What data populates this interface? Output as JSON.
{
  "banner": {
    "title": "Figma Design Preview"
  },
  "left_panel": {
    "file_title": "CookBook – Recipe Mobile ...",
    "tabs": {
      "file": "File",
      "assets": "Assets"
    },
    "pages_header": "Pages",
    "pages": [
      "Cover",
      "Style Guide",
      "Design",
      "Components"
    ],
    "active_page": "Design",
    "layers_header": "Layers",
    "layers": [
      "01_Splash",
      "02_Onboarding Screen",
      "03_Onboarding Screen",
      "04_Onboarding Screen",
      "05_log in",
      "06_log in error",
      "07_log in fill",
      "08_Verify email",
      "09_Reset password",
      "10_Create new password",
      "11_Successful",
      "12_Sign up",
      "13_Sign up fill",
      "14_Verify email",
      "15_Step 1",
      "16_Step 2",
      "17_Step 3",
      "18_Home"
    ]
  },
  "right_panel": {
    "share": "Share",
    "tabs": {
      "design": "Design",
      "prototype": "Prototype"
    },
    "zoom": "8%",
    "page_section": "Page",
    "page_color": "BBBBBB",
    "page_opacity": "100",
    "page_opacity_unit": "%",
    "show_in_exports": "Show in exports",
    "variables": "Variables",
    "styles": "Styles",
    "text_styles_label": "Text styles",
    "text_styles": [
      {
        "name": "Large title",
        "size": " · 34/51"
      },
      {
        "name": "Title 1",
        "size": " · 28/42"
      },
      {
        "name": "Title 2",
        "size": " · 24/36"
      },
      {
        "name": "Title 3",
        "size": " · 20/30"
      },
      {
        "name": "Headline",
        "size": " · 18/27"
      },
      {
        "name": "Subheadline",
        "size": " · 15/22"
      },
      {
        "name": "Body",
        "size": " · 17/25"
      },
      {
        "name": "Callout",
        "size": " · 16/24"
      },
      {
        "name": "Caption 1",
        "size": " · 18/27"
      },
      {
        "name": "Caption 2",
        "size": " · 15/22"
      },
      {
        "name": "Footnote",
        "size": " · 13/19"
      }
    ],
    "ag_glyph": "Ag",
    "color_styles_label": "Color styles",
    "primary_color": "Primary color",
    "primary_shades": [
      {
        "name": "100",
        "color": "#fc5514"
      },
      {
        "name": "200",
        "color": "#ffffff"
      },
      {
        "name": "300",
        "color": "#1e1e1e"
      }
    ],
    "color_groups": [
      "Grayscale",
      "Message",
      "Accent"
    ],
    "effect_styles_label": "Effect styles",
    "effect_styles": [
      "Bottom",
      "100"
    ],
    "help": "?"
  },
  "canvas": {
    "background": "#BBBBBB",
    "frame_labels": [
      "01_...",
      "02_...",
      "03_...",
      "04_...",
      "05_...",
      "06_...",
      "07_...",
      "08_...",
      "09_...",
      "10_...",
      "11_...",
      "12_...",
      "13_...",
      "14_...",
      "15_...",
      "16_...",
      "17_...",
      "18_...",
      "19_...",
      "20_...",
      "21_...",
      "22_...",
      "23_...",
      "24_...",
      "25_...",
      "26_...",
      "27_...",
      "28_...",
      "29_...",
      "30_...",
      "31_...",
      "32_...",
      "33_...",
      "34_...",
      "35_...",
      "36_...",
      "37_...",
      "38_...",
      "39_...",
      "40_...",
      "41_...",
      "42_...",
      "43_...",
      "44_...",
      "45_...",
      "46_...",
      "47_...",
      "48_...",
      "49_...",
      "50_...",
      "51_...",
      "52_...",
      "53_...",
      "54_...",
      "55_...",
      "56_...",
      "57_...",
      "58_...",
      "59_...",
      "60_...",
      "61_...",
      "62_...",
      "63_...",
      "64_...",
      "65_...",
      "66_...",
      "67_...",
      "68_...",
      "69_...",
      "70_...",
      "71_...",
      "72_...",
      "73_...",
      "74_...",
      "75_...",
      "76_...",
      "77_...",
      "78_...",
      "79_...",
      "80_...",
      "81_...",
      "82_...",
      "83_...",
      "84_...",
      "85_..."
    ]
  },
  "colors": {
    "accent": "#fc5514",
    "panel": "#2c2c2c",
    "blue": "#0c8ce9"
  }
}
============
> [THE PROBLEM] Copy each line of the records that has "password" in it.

> [SOLUTION TO THIS EXERCISE]
      "09_Reset password",
      "10_Create new password",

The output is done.